AIM OF THE TASK: Only lines containing "JSON" are wanted from the data below. Copy those lines.

DATA LISTING:

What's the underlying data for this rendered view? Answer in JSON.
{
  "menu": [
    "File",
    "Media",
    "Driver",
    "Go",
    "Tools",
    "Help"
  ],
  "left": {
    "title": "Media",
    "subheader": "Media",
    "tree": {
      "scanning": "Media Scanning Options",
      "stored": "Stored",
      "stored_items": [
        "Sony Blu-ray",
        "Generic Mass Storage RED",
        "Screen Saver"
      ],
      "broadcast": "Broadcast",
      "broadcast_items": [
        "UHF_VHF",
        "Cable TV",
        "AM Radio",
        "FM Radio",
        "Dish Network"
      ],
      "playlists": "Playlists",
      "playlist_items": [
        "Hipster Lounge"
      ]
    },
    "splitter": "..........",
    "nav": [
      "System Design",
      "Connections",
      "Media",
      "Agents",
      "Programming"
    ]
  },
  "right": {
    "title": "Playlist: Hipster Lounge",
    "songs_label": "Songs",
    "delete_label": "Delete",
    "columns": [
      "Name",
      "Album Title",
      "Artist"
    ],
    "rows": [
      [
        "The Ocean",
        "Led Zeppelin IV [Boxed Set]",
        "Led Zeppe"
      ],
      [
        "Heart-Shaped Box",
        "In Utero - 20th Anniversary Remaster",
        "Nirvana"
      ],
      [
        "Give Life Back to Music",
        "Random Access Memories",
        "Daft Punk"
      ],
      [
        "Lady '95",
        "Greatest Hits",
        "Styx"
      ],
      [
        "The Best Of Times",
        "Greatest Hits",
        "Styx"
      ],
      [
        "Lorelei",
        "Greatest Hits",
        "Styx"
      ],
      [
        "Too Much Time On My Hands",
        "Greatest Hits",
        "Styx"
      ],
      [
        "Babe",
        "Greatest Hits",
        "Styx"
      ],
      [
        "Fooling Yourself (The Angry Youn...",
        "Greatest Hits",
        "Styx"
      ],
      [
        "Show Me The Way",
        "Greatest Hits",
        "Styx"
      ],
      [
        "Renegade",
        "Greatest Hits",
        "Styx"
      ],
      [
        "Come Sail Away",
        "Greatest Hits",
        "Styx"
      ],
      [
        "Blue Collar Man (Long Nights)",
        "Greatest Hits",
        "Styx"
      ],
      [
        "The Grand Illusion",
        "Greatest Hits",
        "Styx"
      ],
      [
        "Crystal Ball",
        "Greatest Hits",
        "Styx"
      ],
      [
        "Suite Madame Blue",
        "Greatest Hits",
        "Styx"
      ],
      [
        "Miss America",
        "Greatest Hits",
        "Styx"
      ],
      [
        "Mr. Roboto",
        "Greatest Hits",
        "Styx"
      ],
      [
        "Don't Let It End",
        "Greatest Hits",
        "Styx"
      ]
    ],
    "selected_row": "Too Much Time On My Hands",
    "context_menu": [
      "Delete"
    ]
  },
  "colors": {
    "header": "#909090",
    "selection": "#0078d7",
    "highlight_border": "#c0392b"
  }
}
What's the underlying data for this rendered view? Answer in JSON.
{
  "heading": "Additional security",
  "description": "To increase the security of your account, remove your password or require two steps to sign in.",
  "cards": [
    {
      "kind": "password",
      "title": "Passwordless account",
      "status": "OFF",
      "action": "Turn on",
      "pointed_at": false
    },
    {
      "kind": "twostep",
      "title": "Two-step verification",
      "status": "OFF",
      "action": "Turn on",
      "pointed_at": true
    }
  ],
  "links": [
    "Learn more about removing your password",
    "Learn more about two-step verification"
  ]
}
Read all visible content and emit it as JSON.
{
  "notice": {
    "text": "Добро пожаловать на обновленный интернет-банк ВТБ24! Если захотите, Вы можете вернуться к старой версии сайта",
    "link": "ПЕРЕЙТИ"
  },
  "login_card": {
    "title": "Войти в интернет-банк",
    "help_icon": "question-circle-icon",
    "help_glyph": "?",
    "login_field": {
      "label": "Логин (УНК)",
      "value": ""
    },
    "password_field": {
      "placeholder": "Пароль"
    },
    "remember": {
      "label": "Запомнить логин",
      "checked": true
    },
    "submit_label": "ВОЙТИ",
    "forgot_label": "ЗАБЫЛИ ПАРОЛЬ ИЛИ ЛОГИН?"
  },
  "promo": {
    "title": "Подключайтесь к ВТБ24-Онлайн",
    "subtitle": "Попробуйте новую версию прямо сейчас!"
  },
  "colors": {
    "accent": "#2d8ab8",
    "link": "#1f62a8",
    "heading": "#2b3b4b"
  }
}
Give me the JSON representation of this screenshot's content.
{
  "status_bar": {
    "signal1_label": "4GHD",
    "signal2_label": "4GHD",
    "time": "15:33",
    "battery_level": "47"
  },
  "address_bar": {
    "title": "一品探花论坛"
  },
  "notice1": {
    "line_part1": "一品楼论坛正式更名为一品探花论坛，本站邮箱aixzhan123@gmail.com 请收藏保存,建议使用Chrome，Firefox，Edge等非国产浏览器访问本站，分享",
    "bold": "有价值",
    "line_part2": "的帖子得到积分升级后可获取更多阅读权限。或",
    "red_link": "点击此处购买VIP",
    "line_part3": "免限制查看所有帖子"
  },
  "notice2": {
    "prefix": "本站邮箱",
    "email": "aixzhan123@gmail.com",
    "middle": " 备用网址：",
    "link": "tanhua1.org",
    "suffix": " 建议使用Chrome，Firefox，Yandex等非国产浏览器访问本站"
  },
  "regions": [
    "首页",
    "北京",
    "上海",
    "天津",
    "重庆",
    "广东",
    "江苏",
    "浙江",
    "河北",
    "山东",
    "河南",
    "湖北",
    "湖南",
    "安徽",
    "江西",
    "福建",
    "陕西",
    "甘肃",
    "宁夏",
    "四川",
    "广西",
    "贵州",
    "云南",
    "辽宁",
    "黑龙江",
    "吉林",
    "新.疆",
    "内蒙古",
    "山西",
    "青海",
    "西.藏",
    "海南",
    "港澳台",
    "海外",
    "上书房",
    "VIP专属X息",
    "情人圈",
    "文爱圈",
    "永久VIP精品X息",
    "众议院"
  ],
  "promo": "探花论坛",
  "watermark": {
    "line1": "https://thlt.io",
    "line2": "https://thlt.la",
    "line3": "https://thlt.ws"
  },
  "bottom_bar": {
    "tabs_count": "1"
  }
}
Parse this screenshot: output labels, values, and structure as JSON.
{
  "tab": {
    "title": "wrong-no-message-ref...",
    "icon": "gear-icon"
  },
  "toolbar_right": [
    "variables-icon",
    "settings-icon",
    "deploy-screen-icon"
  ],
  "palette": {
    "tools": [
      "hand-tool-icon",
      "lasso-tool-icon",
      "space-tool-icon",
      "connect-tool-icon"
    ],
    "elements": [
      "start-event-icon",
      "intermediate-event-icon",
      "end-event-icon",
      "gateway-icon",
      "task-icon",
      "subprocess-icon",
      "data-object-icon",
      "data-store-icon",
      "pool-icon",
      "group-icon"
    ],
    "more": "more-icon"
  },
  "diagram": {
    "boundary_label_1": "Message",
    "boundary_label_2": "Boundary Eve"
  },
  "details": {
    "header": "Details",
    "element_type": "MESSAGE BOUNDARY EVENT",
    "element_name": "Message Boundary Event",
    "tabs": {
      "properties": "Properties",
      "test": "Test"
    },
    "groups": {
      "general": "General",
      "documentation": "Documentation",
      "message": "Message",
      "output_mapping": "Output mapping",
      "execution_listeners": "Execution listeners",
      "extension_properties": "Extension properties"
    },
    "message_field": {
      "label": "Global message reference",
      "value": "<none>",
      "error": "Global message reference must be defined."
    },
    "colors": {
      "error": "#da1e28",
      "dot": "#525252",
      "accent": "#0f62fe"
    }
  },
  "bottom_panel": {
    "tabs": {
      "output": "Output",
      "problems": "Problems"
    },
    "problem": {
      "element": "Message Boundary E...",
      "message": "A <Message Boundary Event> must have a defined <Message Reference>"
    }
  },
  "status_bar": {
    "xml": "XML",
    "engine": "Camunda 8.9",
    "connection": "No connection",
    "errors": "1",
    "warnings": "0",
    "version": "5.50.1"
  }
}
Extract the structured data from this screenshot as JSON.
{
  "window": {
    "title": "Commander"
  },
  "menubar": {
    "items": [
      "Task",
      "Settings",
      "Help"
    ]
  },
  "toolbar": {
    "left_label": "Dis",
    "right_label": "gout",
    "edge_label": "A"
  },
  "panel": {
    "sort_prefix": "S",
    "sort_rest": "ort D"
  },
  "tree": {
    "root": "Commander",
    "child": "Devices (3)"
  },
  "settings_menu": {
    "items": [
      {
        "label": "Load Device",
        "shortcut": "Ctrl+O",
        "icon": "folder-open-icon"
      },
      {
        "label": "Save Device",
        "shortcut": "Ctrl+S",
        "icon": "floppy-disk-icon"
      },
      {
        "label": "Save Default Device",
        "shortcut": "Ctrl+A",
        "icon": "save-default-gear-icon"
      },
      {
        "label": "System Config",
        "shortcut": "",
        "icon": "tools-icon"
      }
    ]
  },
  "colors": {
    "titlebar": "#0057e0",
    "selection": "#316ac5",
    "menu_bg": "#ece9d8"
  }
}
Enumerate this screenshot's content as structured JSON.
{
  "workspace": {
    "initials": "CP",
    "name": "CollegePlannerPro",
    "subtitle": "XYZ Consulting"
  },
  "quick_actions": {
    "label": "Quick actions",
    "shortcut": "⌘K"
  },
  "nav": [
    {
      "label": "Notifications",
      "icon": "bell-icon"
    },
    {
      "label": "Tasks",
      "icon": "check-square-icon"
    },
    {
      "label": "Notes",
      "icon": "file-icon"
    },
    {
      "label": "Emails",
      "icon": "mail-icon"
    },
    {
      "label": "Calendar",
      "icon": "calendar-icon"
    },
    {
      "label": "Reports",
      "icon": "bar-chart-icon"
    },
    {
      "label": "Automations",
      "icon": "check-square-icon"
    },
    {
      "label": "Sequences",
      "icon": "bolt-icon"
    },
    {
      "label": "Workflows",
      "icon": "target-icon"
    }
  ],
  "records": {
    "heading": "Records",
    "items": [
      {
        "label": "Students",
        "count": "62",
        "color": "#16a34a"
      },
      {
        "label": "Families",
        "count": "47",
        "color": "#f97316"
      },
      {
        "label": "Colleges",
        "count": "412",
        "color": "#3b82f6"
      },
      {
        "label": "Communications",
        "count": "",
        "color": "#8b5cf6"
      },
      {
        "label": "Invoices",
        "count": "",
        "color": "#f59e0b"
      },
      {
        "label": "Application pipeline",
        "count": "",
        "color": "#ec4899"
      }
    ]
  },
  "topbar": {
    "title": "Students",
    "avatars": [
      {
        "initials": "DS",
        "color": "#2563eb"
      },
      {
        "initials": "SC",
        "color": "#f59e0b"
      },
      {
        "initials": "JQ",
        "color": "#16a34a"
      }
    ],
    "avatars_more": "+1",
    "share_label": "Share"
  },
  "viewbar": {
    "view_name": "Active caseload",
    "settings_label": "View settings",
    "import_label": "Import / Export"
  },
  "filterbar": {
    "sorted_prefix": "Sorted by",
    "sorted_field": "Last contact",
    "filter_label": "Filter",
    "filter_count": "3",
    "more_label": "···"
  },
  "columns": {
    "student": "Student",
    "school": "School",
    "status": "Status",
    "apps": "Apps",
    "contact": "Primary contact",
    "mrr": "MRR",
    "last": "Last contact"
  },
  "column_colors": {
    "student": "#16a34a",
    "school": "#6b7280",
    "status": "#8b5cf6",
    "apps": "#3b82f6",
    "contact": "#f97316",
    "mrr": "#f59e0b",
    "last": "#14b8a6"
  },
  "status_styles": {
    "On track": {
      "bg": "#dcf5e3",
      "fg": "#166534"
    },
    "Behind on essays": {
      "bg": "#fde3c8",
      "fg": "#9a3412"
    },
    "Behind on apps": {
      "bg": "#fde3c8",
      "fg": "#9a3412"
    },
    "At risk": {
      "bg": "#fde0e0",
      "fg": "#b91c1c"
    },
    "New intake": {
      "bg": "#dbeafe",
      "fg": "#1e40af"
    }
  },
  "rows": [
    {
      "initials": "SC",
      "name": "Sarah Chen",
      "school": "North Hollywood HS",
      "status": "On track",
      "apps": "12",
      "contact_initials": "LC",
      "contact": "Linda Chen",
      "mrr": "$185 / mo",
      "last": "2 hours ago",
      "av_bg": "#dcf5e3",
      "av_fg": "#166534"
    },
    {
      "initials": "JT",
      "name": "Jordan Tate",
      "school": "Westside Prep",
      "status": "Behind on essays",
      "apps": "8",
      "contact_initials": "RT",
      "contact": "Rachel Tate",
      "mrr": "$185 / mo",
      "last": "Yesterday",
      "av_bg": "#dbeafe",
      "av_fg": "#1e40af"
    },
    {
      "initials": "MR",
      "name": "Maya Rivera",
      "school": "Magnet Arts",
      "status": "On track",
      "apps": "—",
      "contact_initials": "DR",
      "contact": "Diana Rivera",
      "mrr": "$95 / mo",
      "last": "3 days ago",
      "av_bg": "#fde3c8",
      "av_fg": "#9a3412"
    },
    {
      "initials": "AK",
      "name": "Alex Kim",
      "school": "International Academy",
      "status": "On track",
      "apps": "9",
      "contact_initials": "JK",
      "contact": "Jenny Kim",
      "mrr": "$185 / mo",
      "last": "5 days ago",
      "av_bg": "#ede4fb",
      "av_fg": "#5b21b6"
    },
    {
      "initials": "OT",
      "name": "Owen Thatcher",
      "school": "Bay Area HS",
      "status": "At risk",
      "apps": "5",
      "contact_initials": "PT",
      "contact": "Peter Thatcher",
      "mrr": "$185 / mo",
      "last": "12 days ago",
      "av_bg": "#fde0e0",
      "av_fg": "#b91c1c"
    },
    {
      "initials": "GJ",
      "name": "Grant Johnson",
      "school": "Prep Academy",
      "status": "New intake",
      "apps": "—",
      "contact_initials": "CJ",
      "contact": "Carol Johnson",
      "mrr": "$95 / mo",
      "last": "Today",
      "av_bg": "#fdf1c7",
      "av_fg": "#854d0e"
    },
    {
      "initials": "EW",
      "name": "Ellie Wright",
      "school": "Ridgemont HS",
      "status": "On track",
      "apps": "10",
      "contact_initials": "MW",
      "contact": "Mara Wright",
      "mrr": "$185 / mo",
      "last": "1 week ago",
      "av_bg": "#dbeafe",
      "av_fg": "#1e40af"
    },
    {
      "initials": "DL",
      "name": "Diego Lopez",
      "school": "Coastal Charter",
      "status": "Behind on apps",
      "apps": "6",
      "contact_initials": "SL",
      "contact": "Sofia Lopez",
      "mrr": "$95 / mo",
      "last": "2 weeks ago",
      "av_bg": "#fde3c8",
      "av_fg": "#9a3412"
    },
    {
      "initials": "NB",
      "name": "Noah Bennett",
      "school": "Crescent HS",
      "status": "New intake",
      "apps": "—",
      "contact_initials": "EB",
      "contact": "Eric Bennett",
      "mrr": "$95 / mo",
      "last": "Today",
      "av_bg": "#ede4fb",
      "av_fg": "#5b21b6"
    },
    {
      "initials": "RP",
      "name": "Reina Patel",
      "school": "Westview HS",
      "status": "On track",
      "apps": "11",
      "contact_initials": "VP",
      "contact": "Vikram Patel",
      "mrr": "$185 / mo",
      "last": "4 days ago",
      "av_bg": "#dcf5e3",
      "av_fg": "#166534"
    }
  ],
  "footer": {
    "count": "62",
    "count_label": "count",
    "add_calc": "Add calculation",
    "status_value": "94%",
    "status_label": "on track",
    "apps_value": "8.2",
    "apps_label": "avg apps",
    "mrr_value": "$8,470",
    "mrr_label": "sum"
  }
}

ANSWER FOR THIS EXERCISE:
What's the underlying data for this rendered view? Answer in JSON.
What's the underlying data for this rendered view? Answer in JSON.
Read all visible content and emit it as JSON.
Give me the JSON representation of this screenshot's content.
Parse this screenshot: output labels, values, and structure as JSON.
Extract the structured data from this screenshot as JSON.
Enumerate this screenshot's content as structured JSON.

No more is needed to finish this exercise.